WHAT THE EXERCISE ASKS:
From the first line to the last, copy the listing below word for word.

RECORDS TO USE:
┏━━
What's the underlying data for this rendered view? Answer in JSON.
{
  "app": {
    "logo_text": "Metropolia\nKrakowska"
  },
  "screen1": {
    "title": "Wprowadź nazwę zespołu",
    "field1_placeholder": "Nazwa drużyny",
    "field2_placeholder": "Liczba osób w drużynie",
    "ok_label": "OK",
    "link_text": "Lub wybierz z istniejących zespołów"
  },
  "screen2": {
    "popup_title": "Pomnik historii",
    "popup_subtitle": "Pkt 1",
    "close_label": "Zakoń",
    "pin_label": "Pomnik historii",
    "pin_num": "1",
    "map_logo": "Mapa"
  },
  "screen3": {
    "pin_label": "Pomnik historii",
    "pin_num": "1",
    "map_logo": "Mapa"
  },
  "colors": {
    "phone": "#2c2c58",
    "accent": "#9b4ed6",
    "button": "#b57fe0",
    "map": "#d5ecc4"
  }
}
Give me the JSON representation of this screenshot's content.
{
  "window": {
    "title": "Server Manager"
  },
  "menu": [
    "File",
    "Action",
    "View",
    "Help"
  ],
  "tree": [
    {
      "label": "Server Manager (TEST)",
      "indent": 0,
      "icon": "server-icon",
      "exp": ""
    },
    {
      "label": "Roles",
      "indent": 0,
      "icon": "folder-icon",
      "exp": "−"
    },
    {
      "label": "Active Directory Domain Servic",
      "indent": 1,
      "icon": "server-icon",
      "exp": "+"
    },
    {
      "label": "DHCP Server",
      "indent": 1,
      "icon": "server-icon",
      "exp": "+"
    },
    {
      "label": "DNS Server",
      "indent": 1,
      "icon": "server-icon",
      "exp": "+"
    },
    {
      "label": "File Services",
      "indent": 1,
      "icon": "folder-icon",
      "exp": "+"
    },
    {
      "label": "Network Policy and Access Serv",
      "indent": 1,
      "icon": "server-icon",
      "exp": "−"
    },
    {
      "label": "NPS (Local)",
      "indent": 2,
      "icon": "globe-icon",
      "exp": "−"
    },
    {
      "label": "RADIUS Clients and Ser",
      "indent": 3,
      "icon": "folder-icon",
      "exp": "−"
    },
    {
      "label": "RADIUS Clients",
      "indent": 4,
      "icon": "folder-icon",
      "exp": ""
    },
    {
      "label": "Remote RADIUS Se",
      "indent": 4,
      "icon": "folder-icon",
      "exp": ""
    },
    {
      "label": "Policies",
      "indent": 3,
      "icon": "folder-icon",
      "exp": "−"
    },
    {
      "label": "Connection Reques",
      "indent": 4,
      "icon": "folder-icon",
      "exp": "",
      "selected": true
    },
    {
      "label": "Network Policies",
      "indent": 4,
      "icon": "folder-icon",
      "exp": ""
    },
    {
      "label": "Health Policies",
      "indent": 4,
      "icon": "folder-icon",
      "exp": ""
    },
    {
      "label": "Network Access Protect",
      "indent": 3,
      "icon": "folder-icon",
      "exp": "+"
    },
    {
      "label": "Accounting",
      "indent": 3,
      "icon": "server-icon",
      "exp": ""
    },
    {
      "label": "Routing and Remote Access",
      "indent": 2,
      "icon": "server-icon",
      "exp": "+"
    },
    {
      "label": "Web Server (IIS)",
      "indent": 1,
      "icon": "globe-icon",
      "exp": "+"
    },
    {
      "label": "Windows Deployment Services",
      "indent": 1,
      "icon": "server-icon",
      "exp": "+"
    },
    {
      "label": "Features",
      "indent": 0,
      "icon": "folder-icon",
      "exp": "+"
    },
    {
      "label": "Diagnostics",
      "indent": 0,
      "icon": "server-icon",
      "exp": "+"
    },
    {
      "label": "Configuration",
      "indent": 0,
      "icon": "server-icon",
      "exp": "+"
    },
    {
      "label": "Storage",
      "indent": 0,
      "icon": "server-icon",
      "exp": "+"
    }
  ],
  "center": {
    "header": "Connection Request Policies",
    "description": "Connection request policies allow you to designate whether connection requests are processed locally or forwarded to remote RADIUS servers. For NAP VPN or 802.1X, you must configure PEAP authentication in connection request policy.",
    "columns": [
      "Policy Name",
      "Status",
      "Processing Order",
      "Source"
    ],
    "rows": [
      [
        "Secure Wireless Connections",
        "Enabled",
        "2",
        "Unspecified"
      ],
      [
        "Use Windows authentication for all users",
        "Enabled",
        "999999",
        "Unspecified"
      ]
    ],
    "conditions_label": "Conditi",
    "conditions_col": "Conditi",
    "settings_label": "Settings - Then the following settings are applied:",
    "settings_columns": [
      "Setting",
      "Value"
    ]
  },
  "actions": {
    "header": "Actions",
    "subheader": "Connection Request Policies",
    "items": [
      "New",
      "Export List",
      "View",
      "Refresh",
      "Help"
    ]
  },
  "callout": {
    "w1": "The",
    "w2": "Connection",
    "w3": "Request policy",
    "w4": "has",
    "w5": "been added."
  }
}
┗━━
RESPONSE TO THIS EXERCISE:
What's the underlying data for this rendered view? Answer in JSON.
{
  "app": {
    "logo_text": "Metropolia\nKrakowska"
  },
  "screen1": {
    "title": "Wprowadź nazwę zespołu",
    "field1_placeholder": "Nazwa drużyny",
    "field2_placeholder": "Liczba osób w drużynie",
    "ok_label": "OK",
    "link_text": "Lub wybierz z istniejących zespołów"
  },
  "screen2": {
    "popup_title": "Pomnik historii",
    "popup_subtitle": "Pkt 1",
    "close_label": "Zakoń",
    "pin_label": "Pomnik historii",
    "pin_num": "1",
    "map_logo": "Mapa"
  },
  "screen3": {
    "pin_label": "Pomnik historii",
    "pin_num": "1",
    "map_logo": "Mapa"
  },
  "colors": {
    "phone": "#2c2c58",
    "accent": "#9b4ed6",
    "button": "#b57fe0",
    "map": "#d5ecc4"
  }
}
Give me the JSON representation of this screenshot's content.
{
  "window": {
    "title": "Server Manager"
  },
  "menu": [
    "File",
    "Action",
    "View",
    "Help"
  ],
  "tree": [
    {
      "label": "Server Manager (TEST)",
      "indent": 0,
      "icon": "server-icon",
      "exp": ""
    },
    {
      "label": "Roles",
      "indent": 0,
      "icon": "folder-icon",
      "exp": "−"
    },
    {
      "label": "Active Directory Domain Servic",
      "indent": 1,
      "icon": "server-icon",
      "exp": "+"
    },
    {
      "label": "DHCP Server",
      "indent": 1,
      "icon": "server-icon",
      "exp": "+"
    },
    {
      "label": "DNS Server",
      "indent": 1,
      "icon": "server-icon",
      "exp": "+"
    },
    {
      "label": "File Services",
      "indent": 1,
      "icon": "folder-icon",
      "exp": "+"
    },
    {
      "label": "Network Policy and Access Serv",
      "indent": 1,
      "icon": "server-icon",
      "exp": "−"
    },
    {
      "label": "NPS (Local)",
      "indent": 2,
      "icon": "globe-icon",
      "exp": "−"
    },
    {
      "label": "RADIUS Clients and Ser",
      "indent": 3,
      "icon": "folder-icon",
      "exp": "−"
    },
    {
      "label": "RADIUS Clients",
      "indent": 4,
      "icon": "folder-icon",
      "exp": ""
    },
    {
      "label": "Remote RADIUS Se",
      "indent": 4,
      "icon": "folder-icon",
      "exp": ""
    },
    {
      "label": "Policies",
      "indent": 3,
      "icon": "folder-icon",
      "exp": "−"
    },
    {
      "label": "Connection Reques",
      "indent": 4,
      "icon": "folder-icon",
      "exp": "",
      "selected": true
    },
    {
      "label": "Network Policies",
      "indent": 4,
      "icon": "folder-icon",
      "exp": ""
    },
    {
      "label": "Health Policies",
      "indent": 4,
      "icon": "folder-icon",
      "exp": ""
    },
    {
      "label": "Network Access Protect",
      "indent": 3,
      "icon": "folder-icon",
      "exp": "+"
    },
    {
      "label": "Accounting",
      "indent": 3,
      "icon": "server-icon",
      "exp": ""
    },
    {
      "label": "Routing and Remote Access",
      "indent": 2,
      "icon": "server-icon",
      "exp": "+"
    },
    {
      "label": "Web Server (IIS)",
      "indent": 1,
      "icon": "globe-icon",
      "exp": "+"
    },
    {
      "label": "Windows Deployment Services",
      "indent": 1,
      "icon": "server-icon",
      "exp": "+"
    },
    {
      "label": "Features",
      "indent": 0,
      "icon": "folder-icon",
      "exp": "+"
    },
    {
      "label": "Diagnostics",
      "indent": 0,
      "icon": "server-icon",
      "exp": "+"
    },
    {
      "label": "Configuration",
      "indent": 0,
      "icon": "server-icon",
      "exp": "+"
    },
    {
      "label": "Storage",
      "indent": 0,
      "icon": "server-icon",
      "exp": "+"
    }
  ],
  "center": {
    "header": "Connection Request Policies",
    "description": "Connection request policies allow you to designate whether connection requests are processed locally or forwarded to remote RADIUS servers. For NAP VPN or 802.1X, you must configure PEAP authentication in connection request policy.",
    "columns": [
      "Policy Name",
      "Status",
      "Processing Order",
      "Source"
    ],
    "rows": [
      [
        "Secure Wireless Connections",
        "Enabled",
        "2",
        "Unspecified"
      ],
      [
        "Use Windows authentication for all users",
        "Enabled",
        "999999",
        "Unspecified"
      ]
    ],
    "conditions_label": "Conditi",
    "conditions_col": "Conditi",
    "settings_label": "Settings - Then the following settings are applied:",
    "settings_columns": [
      "Setting",
      "Value"
    ]
  },
  "actions": {
    "header": "Actions",
    "subheader": "Connection Request Policies",
    "items": [
      "New",
      "Export List",
      "View",
      "Refresh",
      "Help"
    ]
  },
  "callout": {
    "w1": "The",
    "w2": "Connection",
    "w3": "Request policy",
    "w4": "has",
    "w5": "been added."
  }
}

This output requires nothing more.